The magnitude 9.0 earthquake centered 81 miles east of Sendai, Japan on March 11, 2011 was one of the strongest earthquakes on record. The earthquake, and particularly the tsunami which followed, took many lives and caused tremendous damage to the Tohoku (northeast) and Kanto (east) of Japan.
With the disaster occurring on a Friday afternoon, and being followed by much more serious concerns regarding the safety of a nuclear power plant, it has been difficult to assess the impact on Japanese manufacturing. The impact to the TFT LCD industry is a concern for many. So far, information is limited and needs to be confirmed. However, as of Monday morning in Japan, we have obtained the following information and understanding of the potential impacts to the FPD industry.
Some TFT LCD factories located in the impacted area, including Hitachi Display (Chiba prefecture), NEC’s Gen 2 (Akita prefecture), Toshiba’s Fukaya and Ishikawa factories, as well as Epson’s Gen 2, were reportedly not damaged by the earthquake. But it is very likely that these factories have paused production to gauge the impact and calibrate the facilities. These factories are all focused on small/medium panels, and their share in the industry is very minor. We are assuming that there will be no major impact to the TFT LCD industry as a result.
The majority of the TFT LCD industry is not located in the area most heavily impacted by the earthquake. Sharp’s Gen 8 and Gen 10, Panasonic LCD’s Gen 8, and NEG’s glass tanks are all located in the Kansai area, which does not appear to have been affected by the earthquake. Key LCD component makers, like Nitto Denko, DNP, Sumitomo, Toppan, and Corning, have located most of their facilities in west Japan. These LCD and components clusters do not appear to have been affected.
Toppan and DNP have color filter factories in Niigata and Saitama prefectures, respectively, which are in the area affected by the earthquake. While the condition of these plants is not yet clear, the color filter lines are older Gen 3-3.5. The impact to the supply chain is likely to be insignificant, even if these plants have been damaged. Panasonic LCD’s Gen 6 fab is located in Chiba, close to the earthquake, but it does not appear that there has been any major damage or halt in production.
Hitachi Chemical and Sony Chemical are leading suppliers of Anisotropic Conductive Film (ACF), used for driver IC bonding with glass cells. Hitachi’s ACF factory is located in the Ibaraki prefecture, which is in the earthquake damage zone. There have been reports of damage at Sony factories as well.
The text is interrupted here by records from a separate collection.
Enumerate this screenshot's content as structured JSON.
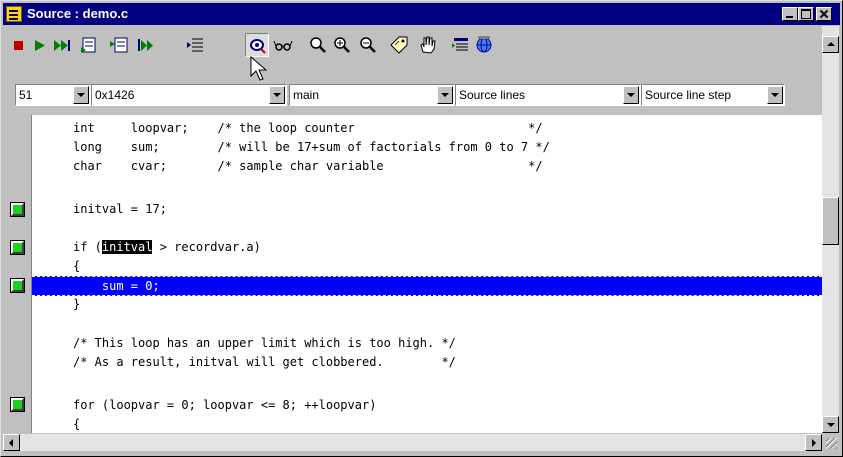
{
  "window": {
    "title": "Source : demo.c",
    "accent": "#000080"
  },
  "toolbar": {
    "buttons": [
      {
        "name": "stop",
        "icon": "stop-icon"
      },
      {
        "name": "run",
        "icon": "play-icon"
      },
      {
        "name": "run-to-end",
        "icon": "fast-forward-icon"
      },
      {
        "name": "step-into",
        "icon": "step-into-icon"
      },
      {
        "name": "step-over",
        "icon": "step-over-icon"
      },
      {
        "name": "step-out",
        "icon": "step-out-icon"
      },
      {
        "name": "go-to-line",
        "icon": "list-arrow-icon"
      },
      {
        "name": "watch-point",
        "icon": "eye-pointer-icon",
        "pressed": true
      },
      {
        "name": "glasses",
        "icon": "glasses-icon"
      },
      {
        "name": "zoom",
        "icon": "magnifier-icon"
      },
      {
        "name": "zoom-in",
        "icon": "magnifier-plus-icon"
      },
      {
        "name": "zoom-out",
        "icon": "magnifier-minus-icon"
      },
      {
        "name": "tag",
        "icon": "tag-icon"
      },
      {
        "name": "hand",
        "icon": "hand-icon"
      },
      {
        "name": "list",
        "icon": "list-icon"
      },
      {
        "name": "globe",
        "icon": "globe-icon"
      }
    ]
  },
  "combos": {
    "line": "51",
    "address": "0x1426",
    "function": "main",
    "view_mode": "Source lines",
    "step_mode": "Source line step"
  },
  "code": {
    "lines": [
      {
        "text": "int     loopvar;    /* the loop counter                        */",
        "bp": false
      },
      {
        "text": "long    sum;        /* will be 17+sum of factorials from 0 to 7 */",
        "bp": false
      },
      {
        "text": "char    cvar;       /* sample char variable                    */",
        "bp": false
      },
      {
        "text": "",
        "bp": false
      },
      {
        "text": "initval = 17;",
        "bp": true
      },
      {
        "text": "",
        "bp": false
      },
      {
        "pre": "if (",
        "hl": "initval",
        "post": " > recordvar.a)",
        "bp": true
      },
      {
        "text": "{",
        "bp": false
      },
      {
        "text": "    sum = 0;",
        "bp": true,
        "current": true
      },
      {
        "text": "}",
        "bp": false
      },
      {
        "text": "",
        "bp": false
      },
      {
        "text": "/* This loop has an upper limit which is too high. */",
        "bp": false
      },
      {
        "text": "/* As a result, initval will get clobbered.        */",
        "bp": false
      },
      {
        "text": "",
        "bp": false
      },
      {
        "text": "for (loopvar = 0; loopvar <= 8; ++loopvar)",
        "bp": true
      },
      {
        "text": "{",
        "bp": false
      }
    ],
    "current_line_color": "#0000ff",
    "breakpoint_color": "#20d020"
  }
}
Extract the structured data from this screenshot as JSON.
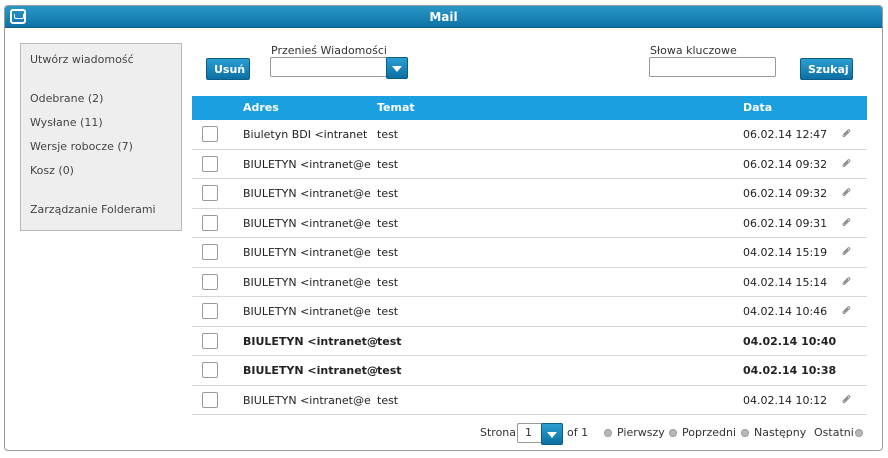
{
  "window": {
    "title": "Mail"
  },
  "sidebar": {
    "compose": "Utwórz wiadomość",
    "folders": [
      "Odebrane (2)",
      "Wysłane (11)",
      "Wersje robocze (7)",
      "Kosz (0)"
    ],
    "manage": "Zarządzanie Folderami"
  },
  "toolbar": {
    "delete_label": "Usuń",
    "move_label": "Przenieś Wiadomości",
    "move_value": "",
    "keywords_label": "Słowa kluczowe",
    "keywords_value": "",
    "search_label": "Szukaj"
  },
  "table": {
    "headers": {
      "address": "Adres",
      "subject": "Temat",
      "date": "Data"
    },
    "rows": [
      {
        "address": "Biuletyn BDI <intranet",
        "subject": "test",
        "date": "06.02.14 12:47",
        "unread": false,
        "attachment": true
      },
      {
        "address": "BIULETYN <intranet@e",
        "subject": "test",
        "date": "06.02.14 09:32",
        "unread": false,
        "attachment": true
      },
      {
        "address": "BIULETYN <intranet@e",
        "subject": "test",
        "date": "06.02.14 09:32",
        "unread": false,
        "attachment": true
      },
      {
        "address": "BIULETYN <intranet@e",
        "subject": "test",
        "date": "06.02.14 09:31",
        "unread": false,
        "attachment": true
      },
      {
        "address": "BIULETYN <intranet@e",
        "subject": "test",
        "date": "04.02.14 15:19",
        "unread": false,
        "attachment": true
      },
      {
        "address": "BIULETYN <intranet@e",
        "subject": "test",
        "date": "04.02.14 15:14",
        "unread": false,
        "attachment": true
      },
      {
        "address": "BIULETYN <intranet@e",
        "subject": "test",
        "date": "04.02.14 10:46",
        "unread": false,
        "attachment": true
      },
      {
        "address": "BIULETYN <intranet@",
        "subject": "test",
        "date": "04.02.14 10:40",
        "unread": true,
        "attachment": false
      },
      {
        "address": "BIULETYN <intranet@",
        "subject": "test",
        "date": "04.02.14 10:38",
        "unread": true,
        "attachment": false
      },
      {
        "address": "BIULETYN <intranet@e",
        "subject": "test",
        "date": "04.02.14 10:12",
        "unread": false,
        "attachment": true
      }
    ]
  },
  "pager": {
    "page_label": "Strona",
    "page_value": "1",
    "of_label": "of 1",
    "first": "Pierwszy",
    "prev": "Poprzedni",
    "next": "Następny",
    "last": "Ostatni"
  },
  "colors": {
    "accent": "#1aa0e0",
    "title_bar": "#0f72a6"
  },
  "icons": {
    "app": "mail-app-icon",
    "attachment": "paperclip-icon",
    "dropdown": "chevron-down-icon"
  }
}
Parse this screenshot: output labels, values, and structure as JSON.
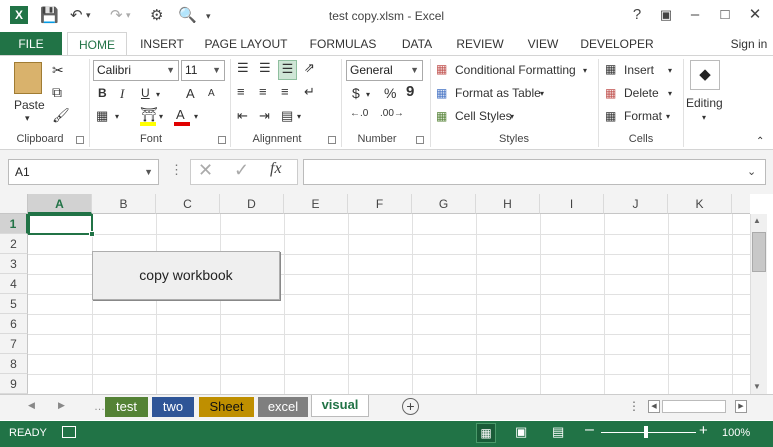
{
  "window": {
    "title": "test copy.xlsm - Excel",
    "help": "?",
    "sign_in": "Sign in"
  },
  "ribbon_tabs": [
    "FILE",
    "HOME",
    "INSERT",
    "PAGE LAYOUT",
    "FORMULAS",
    "DATA",
    "REVIEW",
    "VIEW",
    "DEVELOPER"
  ],
  "active_tab": "HOME",
  "clipboard": {
    "paste": "Paste",
    "label": "Clipboard"
  },
  "font": {
    "name": "Calibri",
    "size": "11",
    "bold": "B",
    "italic": "I",
    "underline": "U",
    "grow": "A",
    "shrink": "A",
    "label": "Font"
  },
  "alignment": {
    "label": "Alignment"
  },
  "number": {
    "format": "General",
    "currency": "$",
    "percent": "%",
    "comma": "9",
    "label": "Number"
  },
  "styles": {
    "conditional": "Conditional Formatting",
    "format_table": "Format as Table",
    "cell_styles": "Cell Styles",
    "label": "Styles"
  },
  "cells": {
    "insert": "Insert",
    "delete": "Delete",
    "format": "Format",
    "label": "Cells"
  },
  "editing": {
    "label": "Editing"
  },
  "formula_bar": {
    "name_box": "A1",
    "fx": "fx",
    "value": ""
  },
  "columns": [
    "A",
    "B",
    "C",
    "D",
    "E",
    "F",
    "G",
    "H",
    "I",
    "J",
    "K"
  ],
  "rows": [
    "1",
    "2",
    "3",
    "4",
    "5",
    "6",
    "7",
    "8",
    "9"
  ],
  "selected_cell": "A1",
  "form_button": "copy workbook",
  "sheets": [
    {
      "name": "test",
      "color": "#548235"
    },
    {
      "name": "two",
      "color": "#2f5597"
    },
    {
      "name": "Sheet",
      "color": "#bf8f00"
    },
    {
      "name": "excel",
      "color": "#7f7f7f"
    },
    {
      "name": "visual",
      "color": "#ffffff",
      "active": true
    }
  ],
  "status": {
    "mode": "READY",
    "zoom": "100%"
  },
  "colors": {
    "accent": "#217346"
  }
}
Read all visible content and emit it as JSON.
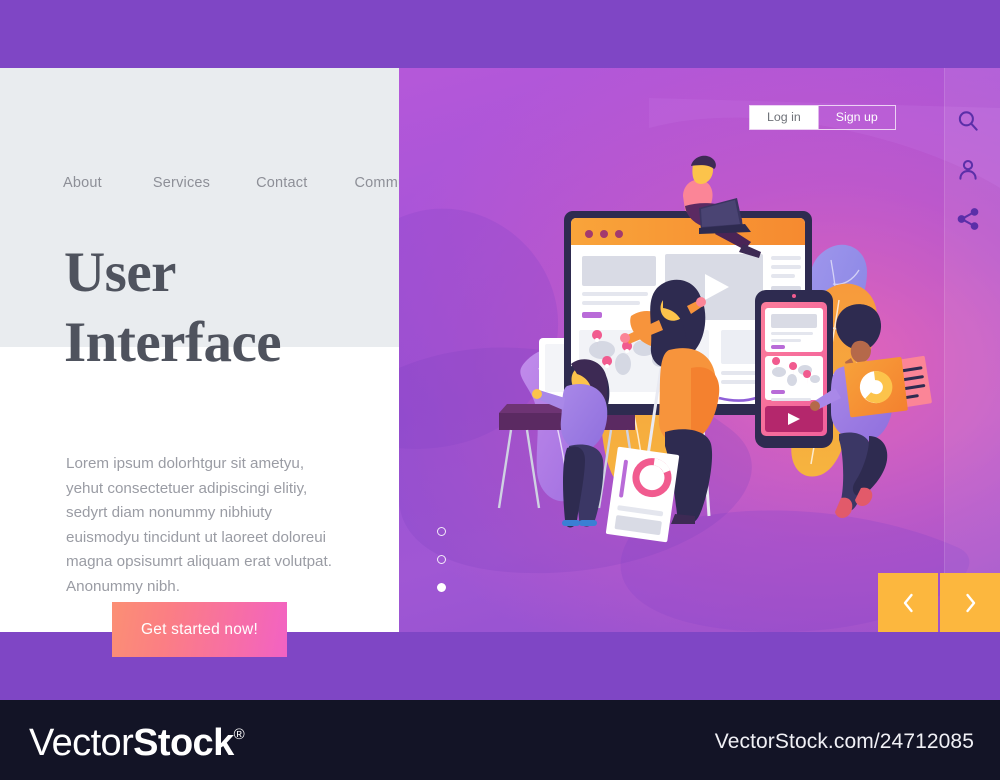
{
  "theme": {
    "band_purple": "#7f46c5",
    "panel_gray": "#e9ecef",
    "panel_white": "#ffffff",
    "heading_color": "#4f535e",
    "body_text_color": "#9a9ca4",
    "nav_color": "#8d8f97",
    "cta_gradient_from": "#fb8f74",
    "cta_gradient_to": "#f262c4",
    "arrow_amber": "#fcb73e",
    "footer_bg": "#131426",
    "hero_purple": "#9b53d6",
    "hero_pink": "#f068b4",
    "leaf_orange": "#f79a3c",
    "leaf_violet": "#b07ae0",
    "leaf_blue": "#8f8fe8",
    "accent_magenta": "#ef5aa0"
  },
  "nav": {
    "items": [
      {
        "label": "About"
      },
      {
        "label": "Services"
      },
      {
        "label": "Contact"
      },
      {
        "label": "Community"
      }
    ]
  },
  "hero_text": {
    "headline_line1": "User",
    "headline_line2": "Interface",
    "paragraph": "Lorem ipsum dolorhtgur sit ametyu, yehut consectetuer adipiscingi elitiy, sedyrt diam nonummy nibhiuty euismodyu tincidunt ut laoreet doloreui magna opsisumrt aliquam erat volutpat. Anonummy nibh.",
    "cta_label": "Get started now!"
  },
  "auth": {
    "login_label": "Log in",
    "signup_label": "Sign up"
  },
  "rail": {
    "icons": [
      {
        "name": "search-icon"
      },
      {
        "name": "user-icon"
      },
      {
        "name": "share-icon"
      }
    ]
  },
  "carousel": {
    "dots": [
      {
        "active": false
      },
      {
        "active": false
      },
      {
        "active": true
      }
    ],
    "prev_glyph": "‹",
    "next_glyph": "›"
  },
  "illustration": {
    "alt": "People building a user interface: a person on a laptop sits atop a desktop browser window, a woman points at the screen from a ladder, a woman works at a desk monitor, and a person carries a chart card beside a smartphone mockup",
    "browser": {
      "dot_count": 3,
      "has_video_player": true,
      "has_world_map": true,
      "map_pin_count": 4
    },
    "phone": {
      "has_world_map": true,
      "map_pin_count": 3,
      "has_video_player": true
    },
    "chart_card": {
      "type": "donut"
    },
    "document_card": {
      "type": "donut"
    }
  },
  "footer": {
    "logo_thin": "Vector",
    "logo_bold": "Stock",
    "logo_reg": "®",
    "url": "VectorStock.com/24712085"
  }
}
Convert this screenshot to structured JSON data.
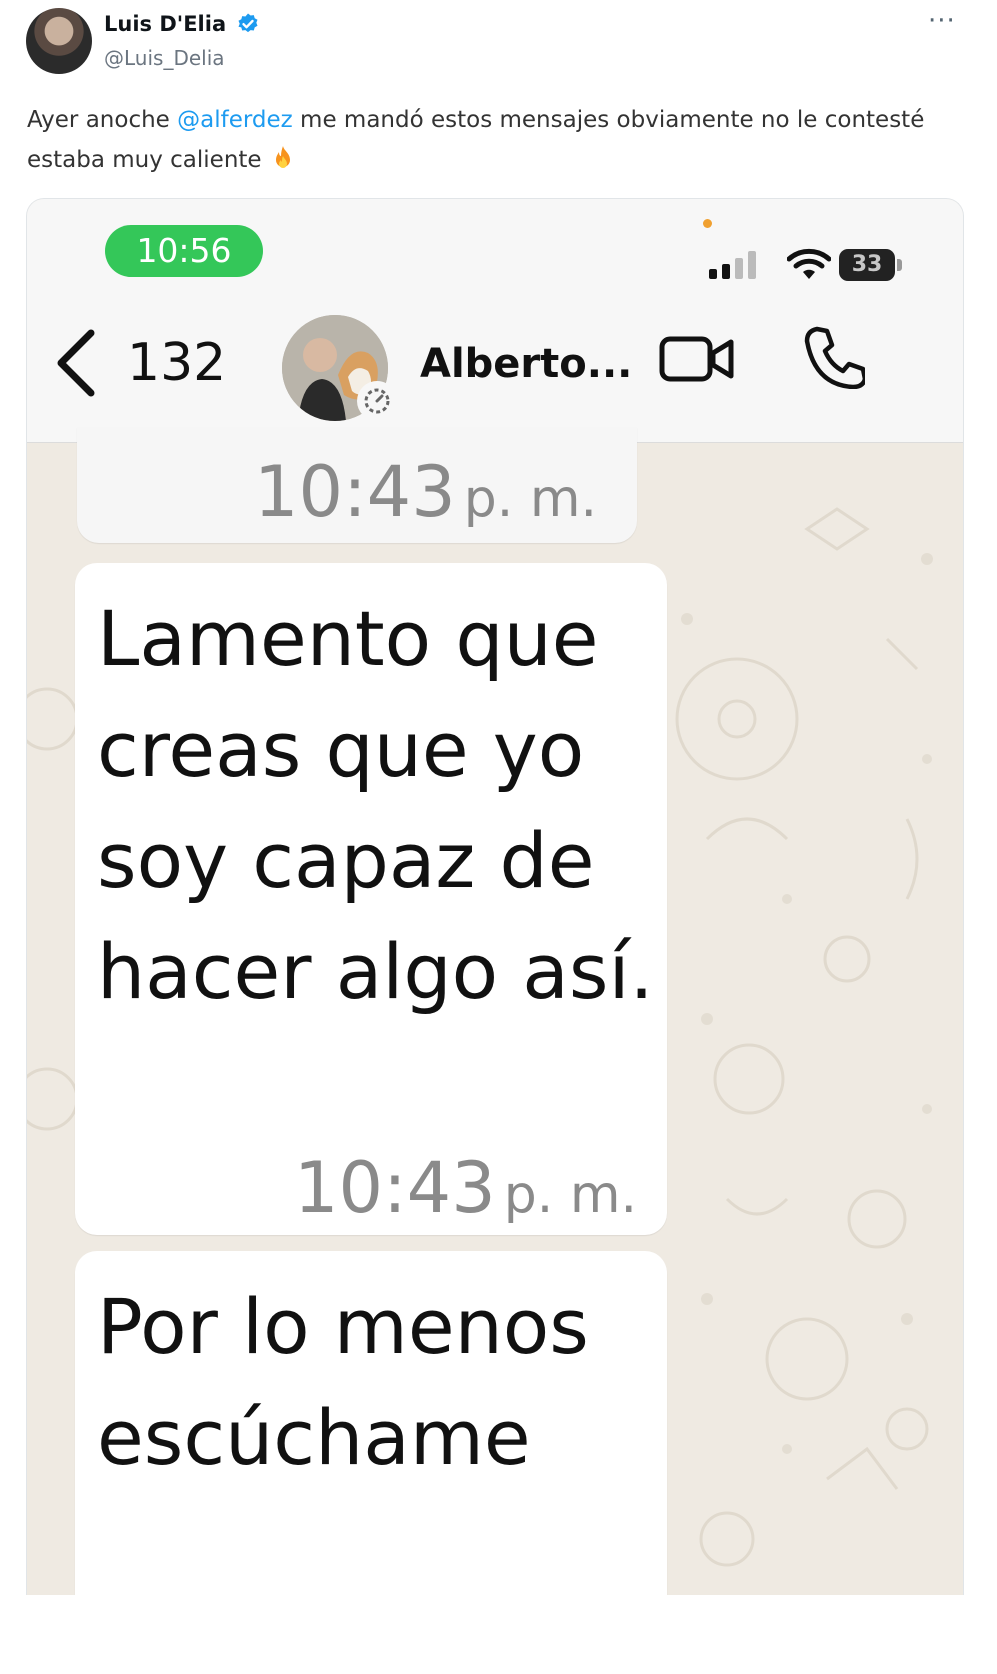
{
  "tweet": {
    "author": {
      "name": "Luis D'Elia",
      "handle": "@Luis_Delia",
      "verified": true
    },
    "more_label": "···",
    "text_before_mention": "Ayer anoche ",
    "mention": "@alferdez",
    "text_after_mention": " me mandó estos mensajes obviamente no le contesté estaba muy caliente",
    "emoji": "fire-emoji"
  },
  "screenshot": {
    "status_bar": {
      "time": "10:56",
      "battery": "33"
    },
    "chat_header": {
      "back_count": "132",
      "contact_name": "Alberto..."
    },
    "messages": [
      {
        "text": "",
        "time": "10:43",
        "time_suffix": "p. m."
      },
      {
        "text": "Lamento que creas que yo soy capaz de hacer algo así.",
        "time": "10:43",
        "time_suffix": "p. m."
      },
      {
        "text": "Por lo menos escúchame",
        "time": "",
        "time_suffix": ""
      }
    ],
    "colors": {
      "status_pill": "#34c759",
      "chat_background": "#efeae2",
      "bubble": "#ffffff",
      "mention": "#1d9bf0"
    }
  }
}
The situation is still unclear, but any impact on panel makers’ production is likely to be relatively limited since most panel makers have safety stocks of ACF.
Japan is the leading source of semiconductor and LCD manufacturing equipment. Canon and Nikon are two of the leading suppliers of TFT LCD exposure equipment, and their assembly bases are located in Ibaraki and Miyagi prefectures, respectively. Although the situation is unclear, it can be assumed that factory operations will be influenced to some extent. Delivery of exposure tools might be impacted. Although, given equipment development cycles, this will likely occur in the mid to long term. Nikon is the leading supplier of LTPS equipment. There are many LTPS lines currently under development, and if Nikon is impacted, then this could impact the planned ramp-up of some or all of these new LTPS lines.
Additionally, there are many small equipment parts makers located in Japan, and the earthquake might cause disruptions in the supply of some parts, limiting some equipment availability.
The earthquake was felt in Korea as well. Samsung in Tanjeong and LG Display’s TFT LCD factories detected the earthquake, and some sensitive equipment stopped production for a short time. Apparently, checking and calibration processes are under way.
General problems with power and transportation are likely to cause other delays in production, but it is difficult to determine which parts or companies will be affected. Since Japan is the leading source of LCD components and raw materials, makers in Taiwan, Korea, and China have expressed concerns about the supply chain for the next few months.
DisplaySearch was already expecting Japanese TV sales to fall dramatically, based on the strength of Q4’10 and 2010 overall, as well as the end of the Eco-point incentives from the government. Outside of Japan, we recently observed a build-up of inventories. These conditions indicate that some slack already existed in the system before the earthquake.
The earthquake has brought suffering and destruction to Japan, and concern throughout the world. But as for the TFT LCD industry, there does not appear to be any major impact or damage to the overall supply chain. However, the uncertainly and insecurity resulting from this disaster might undermine consumer and business confidence. Along with concern about oil prices, the earthquake in Japan might further psychologically influence consumers and businesses, though in a subtle manner. In summary, we think that the impact of the earthquake on the TFT LCD industry could be more damaging psychologically than physically in terms of the FPD industry.